The Zaferia village of the early 1900s was one of the last vestiges of the old Californio days of the Ranchos in Los Angeles County. Situated in what would have been a high valley between Rancho Los Alamitos’ adobe farmhouse property and the imposing peak of Signal Hill, Zaferia was a sleepy enclave where Bixby Ranch laborers lived and held small truck farms. These mostly Mexican families worked on the Rancho for the Bixby family in various capacities; they leased land from Fred Bixby in the fields surrounding the rancho, which included what they called Zaferia. Bixby would buy their produce and crops from them if they wanted, but they were never obligated to sell to him.
Children of the ranch hands either went to the Bixby ranch school (vaguely recorded in a LBUSD Chronology as “one mile north of Bixby Ranch” or to an early school established at Anaheim Road at Temple, called the Alamitos Heights School (established in 1898). Later, many children of these early families attended Bryant school on Termino.
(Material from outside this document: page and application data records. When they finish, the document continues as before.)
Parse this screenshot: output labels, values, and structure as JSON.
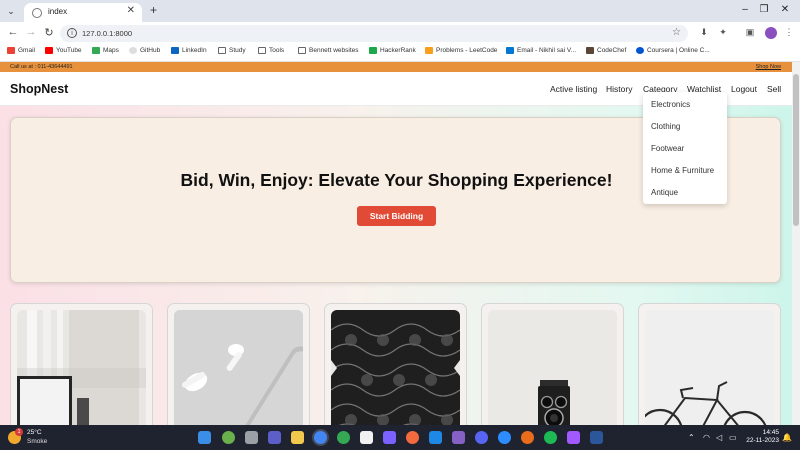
{
  "browser": {
    "tab_title": "index",
    "url": "127.0.0.1:8000",
    "bookmarks": [
      "Gmail",
      "YouTube",
      "Maps",
      "GitHub",
      "LinkedIn",
      "Study",
      "Tools",
      "Bennett websites",
      "HackerRank",
      "Problems - LeetCode",
      "Email - Nikhil sai V...",
      "CodeChef",
      "Coursera | Online C..."
    ]
  },
  "topbar": {
    "call": "Call us at : 011-43644491",
    "shop_now": "Shop Now"
  },
  "navbar": {
    "brand": "ShopNest",
    "items": [
      "Active listing",
      "History",
      "Category",
      "Watchlist",
      "Logout",
      "Sell"
    ]
  },
  "category_menu": [
    "Electronics",
    "Clothing",
    "Footwear",
    "Home & Furniture",
    "Antique"
  ],
  "hero": {
    "headline": "Bid, Win, Enjoy: Elevate Your Shopping Experience!",
    "cta": "Start Bidding"
  },
  "taskbar": {
    "temperature": "25°C",
    "weather": "Smoke",
    "notification_count": "1",
    "time": "14:45",
    "date": "22-11-2023"
  },
  "colors": {
    "accent": "#e14a35",
    "topbar": "#e8913c"
  }
}
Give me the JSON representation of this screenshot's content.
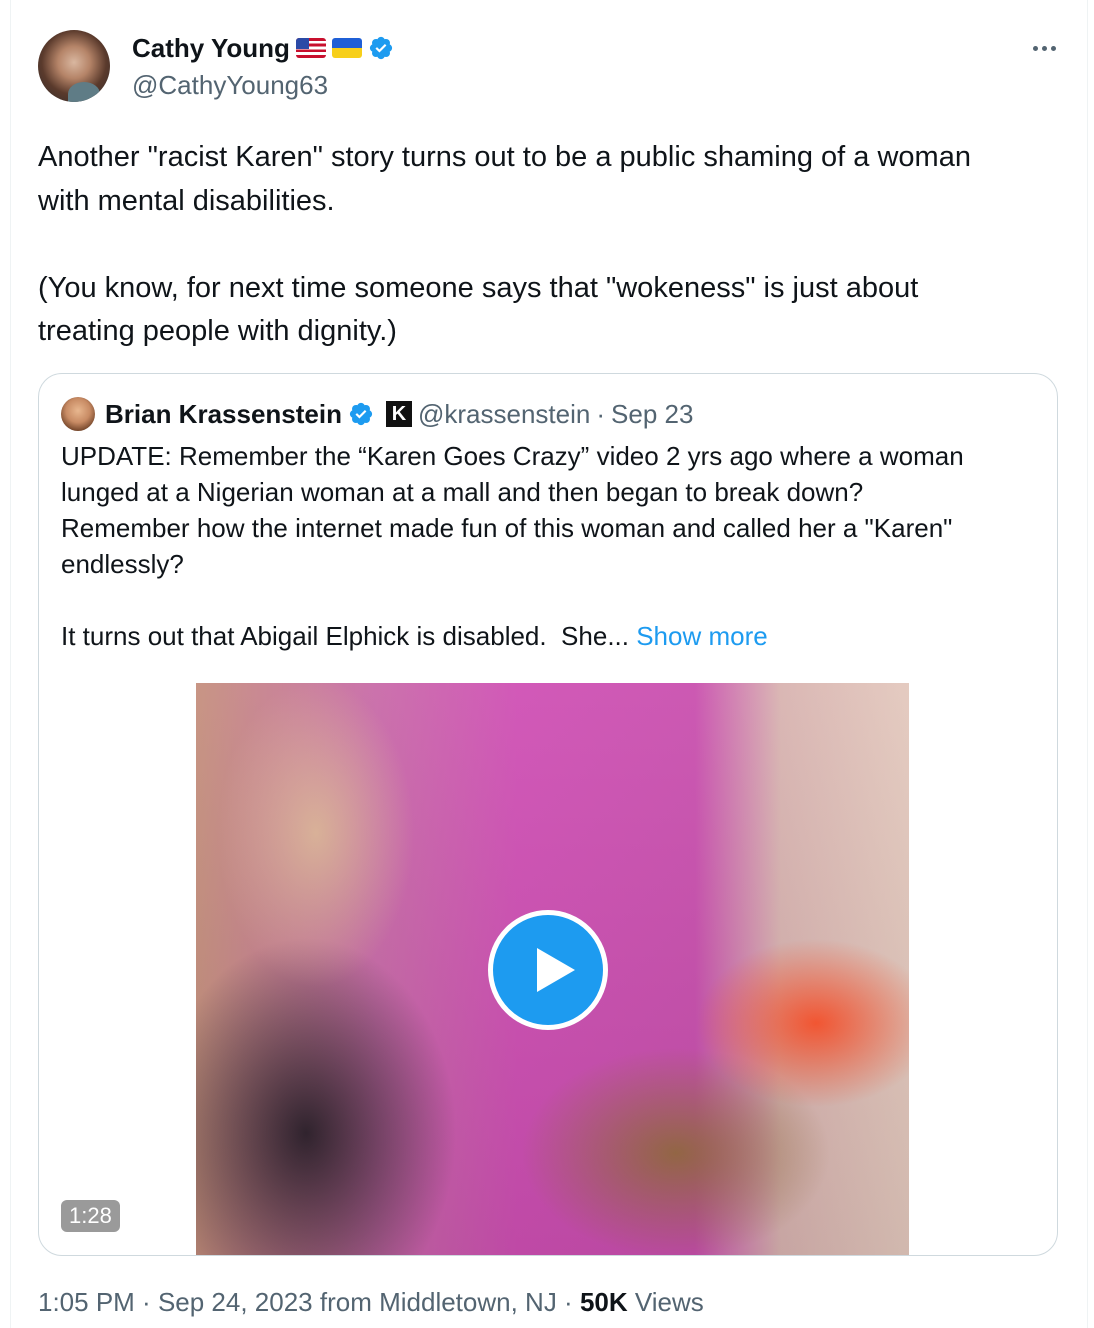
{
  "author": {
    "name": "Cathy Young",
    "flags": [
      "us-flag",
      "ukraine-flag"
    ],
    "verified": true,
    "handle": "@CathyYoung63"
  },
  "tweet": {
    "text": "Another \"racist Karen\" story turns out to be a public shaming of a woman\nwith mental disabilities.\n\n(You know, for next time someone says that \"wokeness\" is just about\ntreating people with dignity.)"
  },
  "quote": {
    "name": "Brian Krassenstein",
    "handle": "@krassenstein",
    "separator": "·",
    "date": "Sep 23",
    "text": "UPDATE: Remember the “Karen Goes Crazy” video 2 yrs ago where a woman\nlunged at a Nigerian woman at a mall and then began to break down?\nRemember how the internet made fun of this woman and called her a \"Karen\"\nendlessly?\n\nIt turns out that Abigail Elphick is disabled.  She... ",
    "show_more": "Show more",
    "badge_letter": "K",
    "video": {
      "duration": "1:28"
    }
  },
  "footer": {
    "time": "1:05 PM",
    "sep1": " · ",
    "date": "Sep 24, 2023",
    "from": " from Middletown, NJ",
    "sep2": " · ",
    "views_count": "50K",
    "views_label": " Views"
  },
  "colors": {
    "accent": "#1d9bf0",
    "muted": "#536471",
    "text": "#0f1419",
    "border": "#cfd9de"
  }
}
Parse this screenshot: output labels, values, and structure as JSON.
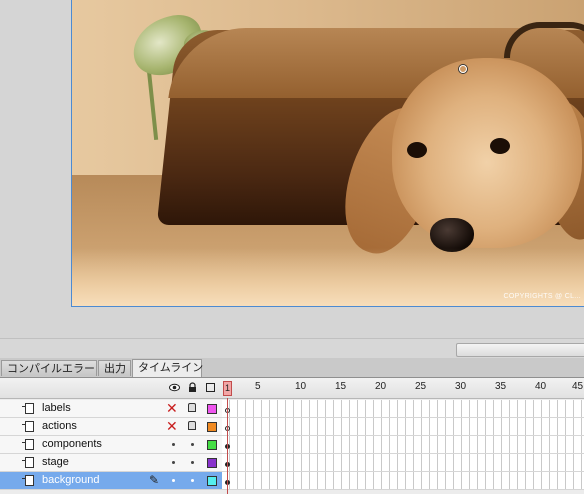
{
  "stage": {
    "watermark": "COPYRIGHTS @ CL..."
  },
  "panel_tabs": [
    {
      "label": "コンパイルエラー"
    },
    {
      "label": "出力"
    },
    {
      "label": "タイムライン",
      "active": true
    }
  ],
  "timeline": {
    "header_icons": [
      "eye-icon",
      "lock-icon",
      "outline-icon"
    ],
    "current_frame": "1",
    "ruler_numbers": [
      "5",
      "10",
      "15",
      "20",
      "25",
      "30",
      "35",
      "40",
      "45"
    ],
    "layers": [
      {
        "name": "labels",
        "visible": false,
        "locked": true,
        "color": "#ee55ee",
        "selected": false
      },
      {
        "name": "actions",
        "visible": false,
        "locked": true,
        "color": "#f08a22",
        "selected": false
      },
      {
        "name": "components",
        "visible": true,
        "locked": false,
        "color": "#44dd44",
        "selected": false
      },
      {
        "name": "stage",
        "visible": true,
        "locked": false,
        "color": "#8833cc",
        "selected": false
      },
      {
        "name": "background",
        "visible": true,
        "locked": false,
        "color": "#55eeee",
        "selected": true
      }
    ]
  }
}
The name “Zaferia” has been credited as a Spanish word meaning “little village,” but no dictionary supports that theory. There was supposedly a man named R.H. Zaferia who lived in Long Beach and was on the early school board, but, again, there is no supporting data that he lived in the village or was of any great importance. Spain has a Zaferia Pass in Andalucia – could that be the origin? Zaferia also has Greek roots. So, the mystery of the name remains.
Whatever the origins, the earliest reference to Zaferia on any maps or in printed form was in 1904 when Henry Huntington and his Pacific Electric Rail Road laid track on a diagonal from Willowville through the mustard fields to Seal Beach and beyond. One can surmise that the little village of Zaferia held enough of a population and – most important - potential for commerce that the P.E.R.R. management thought it worthy of its own depot.